While I can sympathize with their lack of time in the morning and the concerns they may have about their weight, I still recommend that you have breakfast.
A manuscript recently accepted for publication in the British Journal of Nutrition (doi:10.1017/S0007114520003992) suggests that skipping breakfast may have negative effects on kids' health - including excess body weight and poor cholesterol, fasting insulin, and glycemia scores.
Researchers in Brazil analyzed data gathered through the Study of Cardiovascular Risks in Adolescents (ERICA - Estudo de Riscos Cardiovasculares em Adolescentes) - a cross-sectional study that examined the presence of diabetes, obesity, and cardiovascular risk factors in a sample of 12 to 17-year-olds recruited from both public and private schools in larger cities across Brazil.

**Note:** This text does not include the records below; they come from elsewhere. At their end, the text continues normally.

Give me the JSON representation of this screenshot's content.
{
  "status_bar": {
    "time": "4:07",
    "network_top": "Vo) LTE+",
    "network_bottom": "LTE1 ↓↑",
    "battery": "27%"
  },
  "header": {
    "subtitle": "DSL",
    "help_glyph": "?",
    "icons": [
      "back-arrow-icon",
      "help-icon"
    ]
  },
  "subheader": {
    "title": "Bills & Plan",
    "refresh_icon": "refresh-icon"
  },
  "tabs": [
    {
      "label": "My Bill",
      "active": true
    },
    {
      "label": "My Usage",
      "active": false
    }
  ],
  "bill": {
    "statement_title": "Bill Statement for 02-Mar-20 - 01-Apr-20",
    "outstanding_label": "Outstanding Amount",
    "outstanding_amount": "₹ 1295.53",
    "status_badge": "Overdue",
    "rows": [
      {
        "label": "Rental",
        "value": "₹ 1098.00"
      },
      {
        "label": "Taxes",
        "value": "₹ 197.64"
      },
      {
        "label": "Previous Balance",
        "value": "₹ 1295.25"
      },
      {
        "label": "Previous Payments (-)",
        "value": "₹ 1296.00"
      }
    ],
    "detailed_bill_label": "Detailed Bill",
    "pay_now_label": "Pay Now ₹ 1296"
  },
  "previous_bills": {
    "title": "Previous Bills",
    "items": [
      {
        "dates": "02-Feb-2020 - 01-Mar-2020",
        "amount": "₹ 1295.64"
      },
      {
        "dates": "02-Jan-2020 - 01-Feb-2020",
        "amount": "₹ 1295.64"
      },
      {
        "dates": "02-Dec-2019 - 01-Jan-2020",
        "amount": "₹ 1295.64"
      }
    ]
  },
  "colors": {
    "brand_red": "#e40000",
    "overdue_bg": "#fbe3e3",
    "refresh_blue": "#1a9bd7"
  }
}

With consent from both the children and their parents, the researchers gathered data for ERICA between March 2013 and December 2014, utilizing questionnaires administered to the adolescents using a hand-held "Personal Digital Assistant". The participants' height, weight, and waist circumference were measured and blood samples were collected to allow their cholesterol and other metabolic scores to be analyzed.
One of the questions the children answered was about breakfast: in response to the question, "Do you have breakfast?" the adolescents could choose from options ranging from "I don't have breakfast" to "I have breakfast almost every day."

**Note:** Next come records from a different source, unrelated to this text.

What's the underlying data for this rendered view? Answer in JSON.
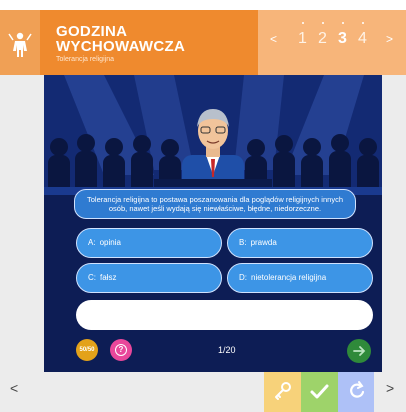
{
  "header": {
    "title_line1": "GODZINA",
    "title_line2": "WYCHOWAWCZA",
    "subtitle": "Tolerancja religijna",
    "nav_prev": "<",
    "nav_next": ">",
    "pages": [
      "1",
      "2",
      "3",
      "4"
    ],
    "active_page": "3",
    "icon": "presenter-icon"
  },
  "quiz": {
    "question": "Tolerancja religijna to postawa poszanowania dla poglądów religijnych innych osób, nawet jeśli wydają się niewłaściwe, błędne, niedorzeczne.",
    "answers": [
      {
        "key": "A:",
        "text": "opinia"
      },
      {
        "key": "B:",
        "text": "prawda"
      },
      {
        "key": "C:",
        "text": "fałsz"
      },
      {
        "key": "D:",
        "text": "nietolerancja religijna"
      }
    ],
    "answer_input_value": "",
    "lifeline_fifty": "50/50",
    "lifeline_help": "?",
    "counter": "1/20",
    "next_icon": "arrow-right-icon"
  },
  "footer": {
    "prev": "<",
    "next": ">",
    "key_icon": "key-icon",
    "check_icon": "check-icon",
    "reset_icon": "reset-icon"
  },
  "colors": {
    "header_orange": "#ef8a2e",
    "nav_orange": "#f7b57a",
    "stage_navy": "#0d1d55",
    "answer_blue": "#3d95e6",
    "question_blue": "#2f7bd1",
    "fifty_gold": "#e3a21a",
    "help_pink": "#e9479b",
    "next_green": "#2f8a3a",
    "key_yellow": "#f7d27a",
    "check_green": "#9ed36a",
    "reset_blue": "#aec1f7"
  }
}
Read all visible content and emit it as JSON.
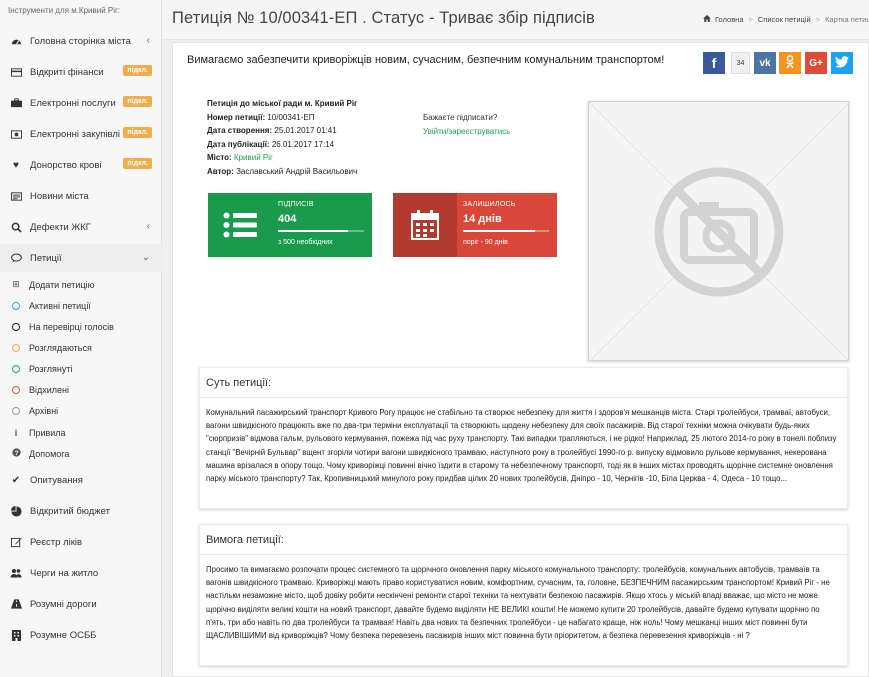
{
  "sidebar": {
    "caption": "Інструменти для м.Кривий Ріг:",
    "badge": "підкл.",
    "items": [
      {
        "label": "Головна сторінка міста",
        "icon": "dashboard-icon"
      },
      {
        "label": "Відкриті фінанси",
        "icon": "credit-card-icon"
      },
      {
        "label": "Електронні послуги",
        "icon": "briefcase-icon"
      },
      {
        "label": "Електронні закупівлі",
        "icon": "money-icon"
      },
      {
        "label": "Донорство крові",
        "icon": "heartbeat-icon"
      },
      {
        "label": "Новини міста",
        "icon": "newspaper-icon"
      },
      {
        "label": "Дефекти ЖКГ",
        "icon": "search-icon"
      },
      {
        "label": "Петиції",
        "icon": "comment-icon"
      },
      {
        "label": "Опитування",
        "icon": "check-icon"
      },
      {
        "label": "Відкритий бюджет",
        "icon": "pie-chart-icon"
      },
      {
        "label": "Реєстр ліків",
        "icon": "edit-icon"
      },
      {
        "label": "Черги на житло",
        "icon": "users-icon"
      },
      {
        "label": "Розумні дороги",
        "icon": "road-icon"
      },
      {
        "label": "Розумне ОСББ",
        "icon": "building-icon"
      }
    ],
    "petition_sub": [
      {
        "label": "Додати петицію",
        "icon": "plus-square-icon",
        "color": "#888888"
      },
      {
        "label": "Активні петиції",
        "icon": "circle-icon",
        "color": "#3aa0d8"
      },
      {
        "label": "На перевірці голосів",
        "icon": "circle-icon",
        "color": "#222222"
      },
      {
        "label": "Розглядаються",
        "icon": "circle-icon",
        "color": "#f0ad4e"
      },
      {
        "label": "Розглянуті",
        "icon": "circle-icon",
        "color": "#2ea84f"
      },
      {
        "label": "Відхилені",
        "icon": "circle-icon",
        "color": "#d9534f"
      },
      {
        "label": "Архівні",
        "icon": "circle-icon",
        "color": "#999999"
      },
      {
        "label": "Привила",
        "icon": "info-icon",
        "color": "#555555"
      },
      {
        "label": "Допомога",
        "icon": "question-icon",
        "color": "#555555"
      }
    ]
  },
  "header": {
    "title": "Петиція № 10/00341-ЕП . Статус - Триває збір підписів",
    "breadcrumb": [
      "Головна",
      "Список петицій",
      "Картка петиції"
    ]
  },
  "petition": {
    "headline": "Вимагаємо забезпечити криворіжців новим, сучасним, безпечним комунальним транспортом!",
    "share_count": "34",
    "to_label": "Петиція до міської ради м. Кривий Ріг",
    "number_label": "Номер петиції:",
    "number_value": "10/00341-ЕП",
    "created_label": "Дата створення:",
    "created_value": "25.01.2017 01:41",
    "published_label": "Дата публікації:",
    "published_value": "26.01.2017 17:14",
    "city_label": "Місто:",
    "city_value": "Кривий Ріг",
    "author_label": "Автор:",
    "author_value": "Заславський Андрій Васильович",
    "sign_question": "Бажаєте підписати?",
    "sign_link": "Увійти/зареєструватись",
    "signatures": {
      "label": "ПІДПИСІВ",
      "value": "404",
      "sub": "з 500 необхідних",
      "progress": 0.81
    },
    "remaining": {
      "label": "ЗАЛИШИЛОСЬ",
      "value": "14 днів",
      "sub": "поріг - 90 днів",
      "progress": 0.84
    },
    "colors": {
      "green": "#1a9b4b",
      "red": "#d9473a",
      "link": "#1f9d55"
    },
    "essence_title": "Суть петиції:",
    "essence_text": "Комунальний пасажирський транспорт Кривого Рогу працює не стабільно та створює небезпеку для життя і здоров'я мешканців міста. Старі тролейбуси, трамваї, автобуси, вагони швидкісного працюють вже по два-три терміни експлуатації та створюють щодену небезпеку для своїх пасажирів. Від старої техніки можна очікувати будь-яких \"сюрпризів\" відмова гальм, рульового кермування, пожежа під час руху транспорту. Такі випадки трапляються, і не рідко! Наприклад, 25 лютого 2014-го року в тонелі поблизу станції \"Вечірній Бульвар\" вщент згоріли чотири вагони швидкісного трамваю, наступного року в тролейбусі 1990-го р. випуску відмовило рульове кермування, некерована машина врізалася в опору тощо. Чому криворіжці повинні вічно їздити в старому та небезпечному транспорті, тоді як в інших містах проводять щорічне системне оновлення парку міського транспорту? Так, Кропивницький минулого року придбав цілих 20 нових тролейбусів, Дніпро - 10, Чернігів -10, Біла Церква - 4, Одеса - 10 тощо...",
    "demand_title": "Вимога петиції:",
    "demand_text": "Просимо та вимагаємо розпочати процес системного та щорічного оновлення парку міського комунального транспорту: тролейбусів, комунальних автобусів, трамваїв та вагонів швидкісного трамваю. Криворіжці мають право користуватися новим, комфортним, сучасним, та, головне, БЕЗПЕЧНИМ пасажирським транспортом! Кривий Ріг - не настільки незаможне місто, щоб довіку робити нескінчені ремонти старої техніки та нехтувати безпекою пасажирів. Якщо хтось у міській владі вважає, що місто не може щорічно виділяти великі кошти на новий транспорт, давайте будемо виділяти НЕ ВЕЛИКІ кошти! Не можемо купити 20 тролейбусів, давайте будемо купувати щорічно по п'ять, три або навіть по два тролейбуси та трамвая! Навіть два нових та безпечних тролейбуси - це набагато краще, ніж ноль! Чому мешканці інших міст повинні бути ЩАСЛИВІШИМИ від криворіжців? Чому безпека перевезень пасажирів інших міст повинна бути пріоритетом, а безпека перевезення криворіжців - ні ?"
  }
}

Almost 37,000 participating adolescents were evaluated for this study: overall, 68.7% skipped breakfast while 45.2% were physically active and 20.5% reported screen time of at least 6 hours per day. For their results, the authors took into account age, gender, type of school attended (public vs. private), levels of physical activity, and other variables.
Compared to those who ate breakfast regularly, those who skipped breakfast were 30% more likely to be overweight or obese and were 14% more likely to have clinically high total cholesterol. Adolescents who skipped breakfast were also more likely to have high insulin and blood glucose scores than those who did not skip breakfast.
Being overweight and having poor cholesterol, insulin, and glucose scores are all too likely to follow children into adulthood, which can lead to significant health problems later in life.
While this is a cross-sectional study and thus can't alone prove that skipping breakfast caused these poor outcomes, I've reported on other studies in adults linking skipping breakfast to poor metabolic scores. Breakfast doesn't have to be an elaborate meal: a piece of whole grain toast with peanut butter or a high-fiber muffin are easy to grab on the go. Try my Blueberry Muffins, Banana Nut Muffins, or Raisin Bran Muffins.
First posted: October 14, 2020